A new report calling for a more inclusive system of worship in Northern Ireland schools – to reflect a “general decline” in Christianity – lacks credibility, a veteran Free Presbyterian minister has said.
The study, which has been produced by the Commission on Religion and Belief in British Public Life, also recommends that Religious Education should “include more religions and non-religious worldviews on the same basis as religions”.
However, Rev David McIlveen said he did not believe its authors could “substantiate the arguments they are trying to present”.
The former minister said he acknowledged the influence of Christianity in society is not what it once was, but said: “Christianity still has a very central part to play in terms of the structures of our society. I think there is a great effort to pressurise people into this ‘all inclusiveness’ but I think that is really a cover up for a capitulating, or a compromising, of the very foundation and belief that our nation has endorsed for many generations.”
Rev McIlveen added: “Coming out of the Dark Ages, it was Christianity that brought the people out of those very dark times...and I think we have to keep in mind the whole pivotal role of Christianity should not in any way be threatened or undermined by a report that I believe lacks credibility.”

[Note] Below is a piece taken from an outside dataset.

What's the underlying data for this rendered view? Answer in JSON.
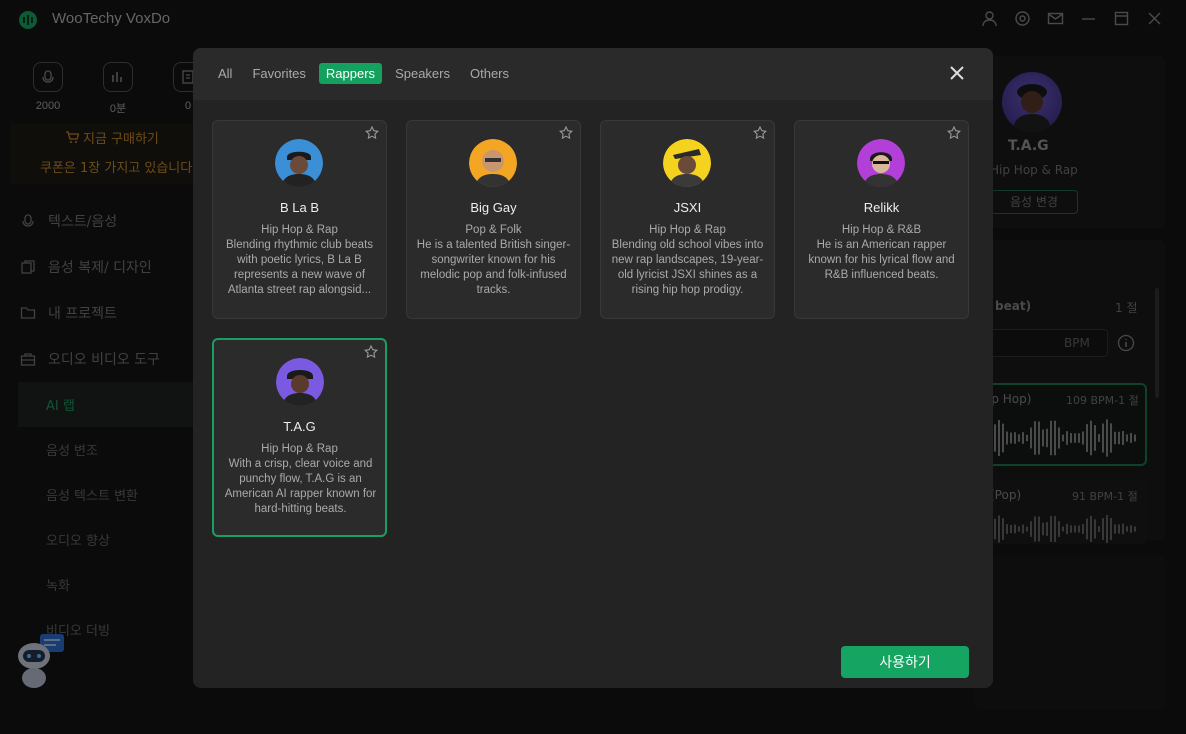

Chaired by Baroness Butler-Sloss, the commission includes 20 representatives from a range of religious and non-religious backgrounds across the UK. It spent two years looking at the role of religion and belief in contemporary Britain and Northern Ireland.
The ‘Living With Difference’ report said: “The religious landscape in this country has been transformed in the last few decades and now includes a large proportion of people who identify themselves as not religious, and censuses and surveys suggest this proportion is increasing rapidly.”